-------- Data --------
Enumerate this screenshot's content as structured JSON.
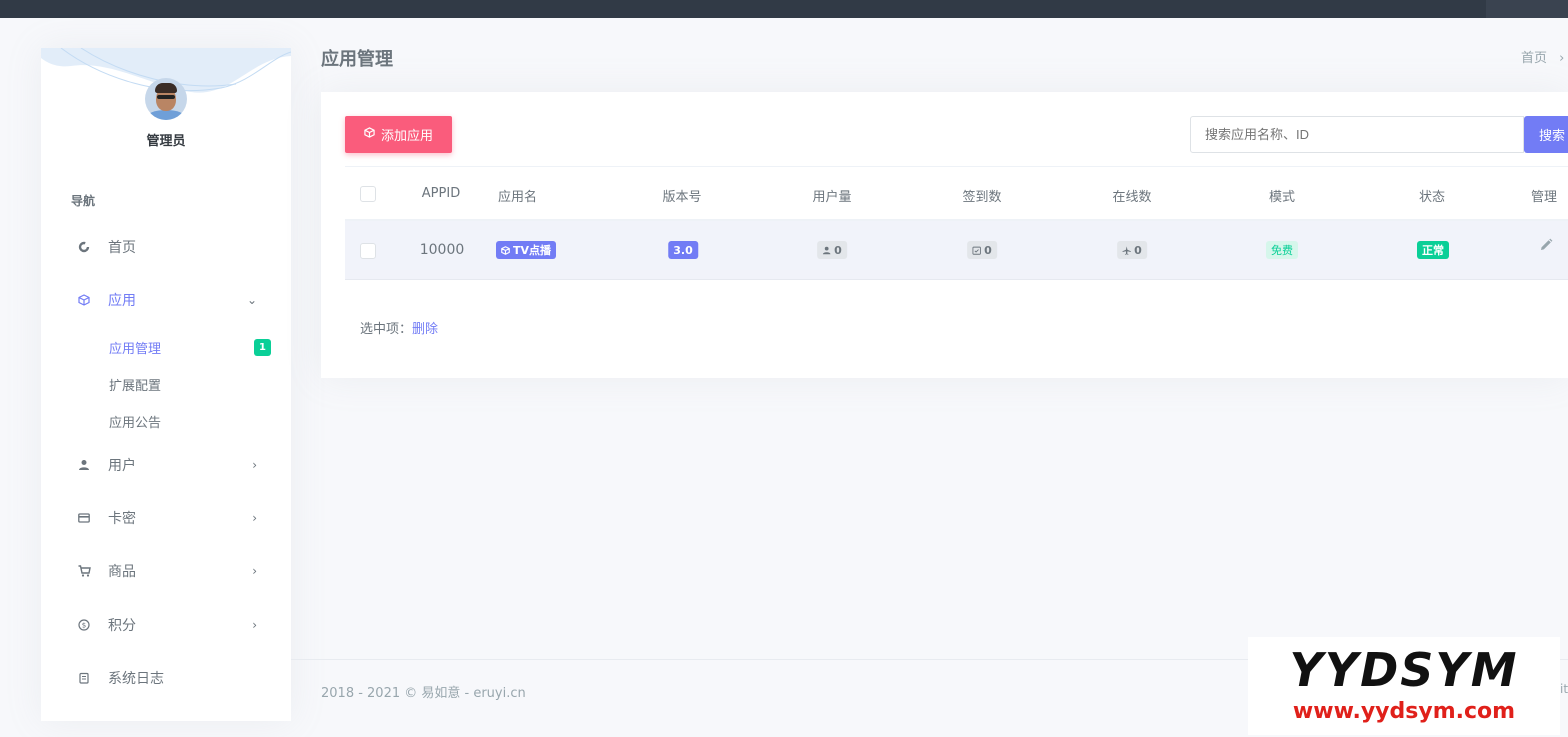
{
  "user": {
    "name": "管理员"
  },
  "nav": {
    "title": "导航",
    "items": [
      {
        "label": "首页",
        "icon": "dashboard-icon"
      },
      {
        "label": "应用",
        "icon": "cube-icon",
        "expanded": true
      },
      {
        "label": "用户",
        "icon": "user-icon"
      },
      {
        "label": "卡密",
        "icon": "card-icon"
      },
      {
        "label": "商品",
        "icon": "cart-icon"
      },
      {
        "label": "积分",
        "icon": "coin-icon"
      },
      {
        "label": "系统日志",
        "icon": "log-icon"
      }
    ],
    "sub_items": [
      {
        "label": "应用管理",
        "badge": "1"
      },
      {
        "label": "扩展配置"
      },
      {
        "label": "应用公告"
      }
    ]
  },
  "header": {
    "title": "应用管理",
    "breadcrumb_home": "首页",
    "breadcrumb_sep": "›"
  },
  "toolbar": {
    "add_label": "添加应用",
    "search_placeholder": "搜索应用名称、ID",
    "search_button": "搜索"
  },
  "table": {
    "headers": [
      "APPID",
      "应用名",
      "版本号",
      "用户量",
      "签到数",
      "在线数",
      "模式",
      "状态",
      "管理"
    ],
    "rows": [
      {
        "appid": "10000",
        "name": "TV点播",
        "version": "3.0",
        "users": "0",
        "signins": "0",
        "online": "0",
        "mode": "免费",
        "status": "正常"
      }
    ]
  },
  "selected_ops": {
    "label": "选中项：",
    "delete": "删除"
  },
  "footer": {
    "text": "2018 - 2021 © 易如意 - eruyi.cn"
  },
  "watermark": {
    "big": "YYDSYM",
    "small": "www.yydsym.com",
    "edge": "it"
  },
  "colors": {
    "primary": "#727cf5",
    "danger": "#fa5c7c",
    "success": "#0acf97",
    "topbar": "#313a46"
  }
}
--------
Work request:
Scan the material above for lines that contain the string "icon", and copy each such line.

Task output:
        "icon": "dashboard-icon"
        "icon": "cube-icon",
        "icon": "user-icon"
        "icon": "card-icon"
        "icon": "cart-icon"
        "icon": "coin-icon"
        "icon": "log-icon"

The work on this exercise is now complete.